*** EXTRACTED INFORMATION ***
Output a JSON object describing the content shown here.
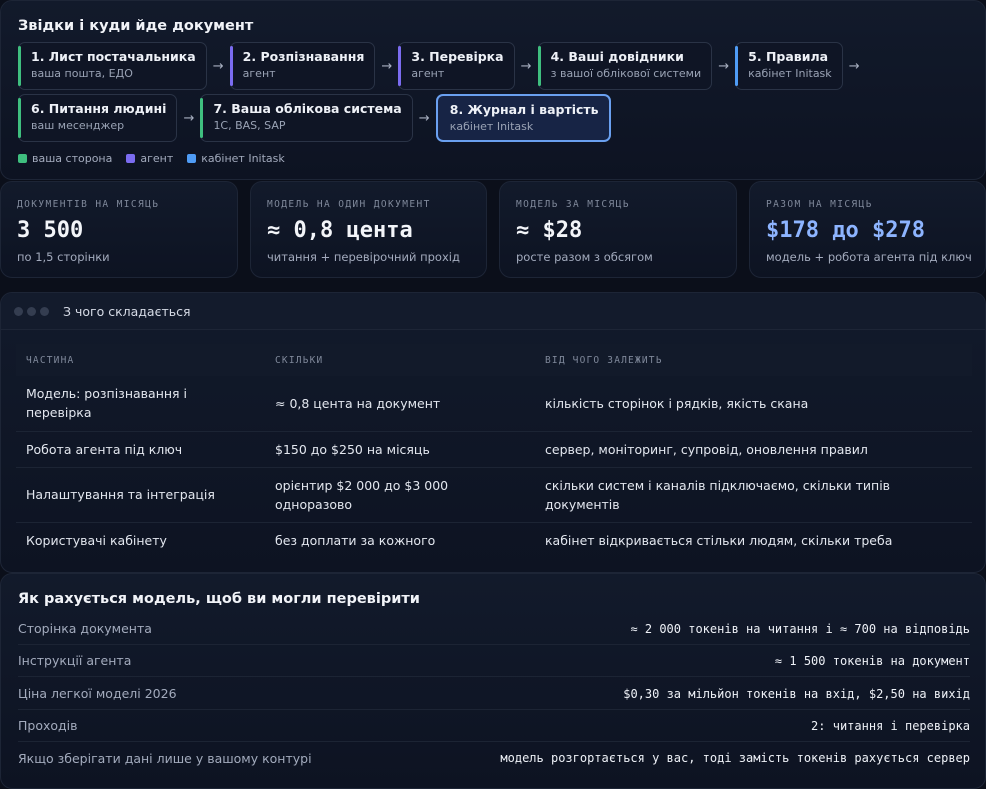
{
  "flow": {
    "title": "Звідки і куди йде документ",
    "nodes": [
      {
        "title": "1. Лист постачальника",
        "sub": "ваша пошта, ЕДО",
        "color": "#3fbf7f"
      },
      {
        "title": "2. Розпізнавання",
        "sub": "агент",
        "color": "#7b6cf0"
      },
      {
        "title": "3. Перевірка",
        "sub": "агент",
        "color": "#7b6cf0"
      },
      {
        "title": "4. Ваші довідники",
        "sub": "з вашої облікової системи",
        "color": "#3fbf7f"
      },
      {
        "title": "5. Правила",
        "sub": "кабінет Initask",
        "color": "#4f9cf5"
      },
      {
        "title": "6. Питання людині",
        "sub": "ваш месенджер",
        "color": "#3fbf7f"
      },
      {
        "title": "7. Ваша облікова система",
        "sub": "1С, BAS, SAP",
        "color": "#3fbf7f"
      },
      {
        "title": "8. Журнал і вартість",
        "sub": "кабінет Initask",
        "color": "#4f9cf5"
      }
    ],
    "arrow": "→",
    "legend": [
      {
        "label": "ваша сторона",
        "color": "#3fbf7f"
      },
      {
        "label": "агент",
        "color": "#7b6cf0"
      },
      {
        "label": "кабінет Initask",
        "color": "#4f9cf5"
      }
    ]
  },
  "stats": [
    {
      "label": "ДОКУМЕНТІВ НА МІСЯЦЬ",
      "value": "3 500",
      "sub": "по 1,5 сторінки"
    },
    {
      "label": "МОДЕЛЬ НА ОДИН ДОКУМЕНТ",
      "value": "≈ 0,8 цента",
      "sub": "читання + перевірочний прохід"
    },
    {
      "label": "МОДЕЛЬ ЗА МІСЯЦЬ",
      "value": "≈ $28",
      "sub": "росте разом з обсягом"
    },
    {
      "label": "РАЗОМ НА МІСЯЦЬ",
      "value": "$178 до $278",
      "sub": "модель + робота агента під ключ"
    }
  ],
  "breakdown": {
    "title": "З чого складається",
    "headers": [
      "ЧАСТИНА",
      "СКІЛЬКИ",
      "ВІД ЧОГО ЗАЛЕЖИТЬ"
    ],
    "rows": [
      [
        "Модель: розпізнавання і перевірка",
        "≈ 0,8 цента на документ",
        "кількість сторінок і рядків, якість скана"
      ],
      [
        "Робота агента під ключ",
        "$150 до $250 на місяць",
        "сервер, моніторинг, супровід, оновлення правил"
      ],
      [
        "Налаштування та інтеграція",
        "орієнтир $2 000 до $3 000 одноразово",
        "скільки систем і каналів підключаємо, скільки типів документів"
      ],
      [
        "Користувачі кабінету",
        "без доплати за кожного",
        "кабінет відкривається стільки людям, скільки треба"
      ]
    ]
  },
  "calc": {
    "title": "Як рахується модель, щоб ви могли перевірити",
    "rows": [
      {
        "k": "Сторінка документа",
        "v": "≈ 2 000 токенів на читання і ≈ 700 на відповідь"
      },
      {
        "k": "Інструкції агента",
        "v": "≈ 1 500 токенів на документ"
      },
      {
        "k": "Ціна легкої моделі 2026",
        "v": "$0,30 за мільйон токенів на вхід, $2,50 на вихід"
      },
      {
        "k": "Проходів",
        "v": "2: читання і перевірка"
      },
      {
        "k": "Якщо зберігати дані лише у вашому контурі",
        "v": "модель розгортається у вас, тоді замість токенів рахується сервер"
      }
    ]
  }
}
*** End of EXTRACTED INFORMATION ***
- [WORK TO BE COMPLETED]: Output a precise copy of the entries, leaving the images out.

- [EXERCISE OUTPUT]:
Output a JSON object describing the content shown here.
{
  "flow": {
    "title": "Звідки і куди йде документ",
    "nodes": [
      {
        "title": "1. Лист постачальника",
        "sub": "ваша пошта, ЕДО",
        "color": "#3fbf7f"
      },
      {
        "title": "2. Розпізнавання",
        "sub": "агент",
        "color": "#7b6cf0"
      },
      {
        "title": "3. Перевірка",
        "sub": "агент",
        "color": "#7b6cf0"
      },
      {
        "title": "4. Ваші довідники",
        "sub": "з вашої облікової системи",
        "color": "#3fbf7f"
      },
      {
        "title": "5. Правила",
        "sub": "кабінет Initask",
        "color": "#4f9cf5"
      },
      {
        "title": "6. Питання людині",
        "sub": "ваш месенджер",
        "color": "#3fbf7f"
      },
      {
        "title": "7. Ваша облікова система",
        "sub": "1С, BAS, SAP",
        "color": "#3fbf7f"
      },
      {
        "title": "8. Журнал і вартість",
        "sub": "кабінет Initask",
        "color": "#4f9cf5"
      }
    ],
    "arrow": "→",
    "legend": [
      {
        "label": "ваша сторона",
        "color": "#3fbf7f"
      },
      {
        "label": "агент",
        "color": "#7b6cf0"
      },
      {
        "label": "кабінет Initask",
        "color": "#4f9cf5"
      }
    ]
  },
  "stats": [
    {
      "label": "ДОКУМЕНТІВ НА МІСЯЦЬ",
      "value": "3 500",
      "sub": "по 1,5 сторінки"
    },
    {
      "label": "МОДЕЛЬ НА ОДИН ДОКУМЕНТ",
      "value": "≈ 0,8 цента",
      "sub": "читання + перевірочний прохід"
    },
    {
      "label": "МОДЕЛЬ ЗА МІСЯЦЬ",
      "value": "≈ $28",
      "sub": "росте разом з обсягом"
    },
    {
      "label": "РАЗОМ НА МІСЯЦЬ",
      "value": "$178 до $278",
      "sub": "модель + робота агента під ключ"
    }
  ],
  "breakdown": {
    "title": "З чого складається",
    "headers": [
      "ЧАСТИНА",
      "СКІЛЬКИ",
      "ВІД ЧОГО ЗАЛЕЖИТЬ"
    ],
    "rows": [
      [
        "Модель: розпізнавання і перевірка",
        "≈ 0,8 цента на документ",
        "кількість сторінок і рядків, якість скана"
      ],
      [
        "Робота агента під ключ",
        "$150 до $250 на місяць",
        "сервер, моніторинг, супровід, оновлення правил"
      ],
      [
        "Налаштування та інтеграція",
        "орієнтир $2 000 до $3 000 одноразово",
        "скільки систем і каналів підключаємо, скільки типів документів"
      ],
      [
        "Користувачі кабінету",
        "без доплати за кожного",
        "кабінет відкривається стільки людям, скільки треба"
      ]
    ]
  },
  "calc": {
    "title": "Як рахується модель, щоб ви могли перевірити",
    "rows": [
      {
        "k": "Сторінка документа",
        "v": "≈ 2 000 токенів на читання і ≈ 700 на відповідь"
      },
      {
        "k": "Інструкції агента",
        "v": "≈ 1 500 токенів на документ"
      },
      {
        "k": "Ціна легкої моделі 2026",
        "v": "$0,30 за мільйон токенів на вхід, $2,50 на вихід"
      },
      {
        "k": "Проходів",
        "v": "2: читання і перевірка"
      },
      {
        "k": "Якщо зберігати дані лише у вашому контурі",
        "v": "модель розгортається у вас, тоді замість токенів рахується сервер"
      }
    ]
  }
}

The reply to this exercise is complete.